I was just surfing and Googling around on the topic of solar-charged driving, EV + PV, etc. when I came across a very interesting article summarizing a report co-authored by the Grantham Institute at Imperial College London and the Carbon Tracker Initiative.
The report basically finds that the fossil fuel industry is stuck in BAU mode — Business As Usual — mode, meaning it is not taking the threat posed by electric vehicles + solar combination to its future seriously.
To be sure, the article is published by a group called Carbon Tracker Initiative, which is clearly trying to persuade people to buy into the reality of human-caused climate change.

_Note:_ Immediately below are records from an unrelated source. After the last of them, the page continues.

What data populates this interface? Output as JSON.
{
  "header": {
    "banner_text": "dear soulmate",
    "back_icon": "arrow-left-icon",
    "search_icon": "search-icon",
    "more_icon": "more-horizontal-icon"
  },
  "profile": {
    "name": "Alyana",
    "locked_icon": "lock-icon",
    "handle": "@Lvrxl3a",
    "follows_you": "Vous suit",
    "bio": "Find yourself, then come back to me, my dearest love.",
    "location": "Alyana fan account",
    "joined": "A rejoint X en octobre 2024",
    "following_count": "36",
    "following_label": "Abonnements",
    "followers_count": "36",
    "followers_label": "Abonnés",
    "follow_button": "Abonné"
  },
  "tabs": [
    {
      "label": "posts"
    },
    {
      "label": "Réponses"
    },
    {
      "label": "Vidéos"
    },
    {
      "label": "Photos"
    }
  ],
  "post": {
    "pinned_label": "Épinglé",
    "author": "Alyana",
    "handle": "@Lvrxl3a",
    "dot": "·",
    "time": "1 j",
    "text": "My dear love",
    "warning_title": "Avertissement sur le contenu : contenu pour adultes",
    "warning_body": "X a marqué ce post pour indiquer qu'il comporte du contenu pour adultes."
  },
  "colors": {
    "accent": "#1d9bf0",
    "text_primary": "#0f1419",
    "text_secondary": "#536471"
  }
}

The summary of the report has got some great quotes. The quotes show that solar-charged driving, meaning the electric car + solar combination that, back in 2009 when I started SolarChargedDriving.Com barely anyone took seriously, or, for that matter, even talked or wrote about, has seriously taken off.
Indeed many, many activist media, and regular media, web sites/news outlets are very much aware of the tremendous disruptive potential of EV + PV, or what is sometimes called “Driving on Sunshine.”
Here are a few of the scathing quotes and statistics from the report below, each one of them taking a major dig at the complacency of the fossil fuel industry –>
“Electric vehicles and solar power are game-changers that the fossil fuel industry consistently underestimates.“
“Solar PV could supply 23 percent of global power generation in 2040 and 29 percent by 2050, entirely phasing out coal and leaving natural gas with just a one percent market share. By contrast, ExxonMobil sees all renewables supplying just 11 percent of global power generation by 2040.”
“EVs could make up a third of the road transport market by 2035, more than half the market by 2040 and more than two thirds of market share by 2050. BP’s 2017 outlook expects EVs to make up just 6% of the market in 2035.”
“Fossil fuels may lose 10 percent of market share to PV and EVs within a single decade — this may not sound much but it can be the beginning of the end once demand starts to decline. A 10 percent loss of power market share caused the collapse of the US coal mining industry.”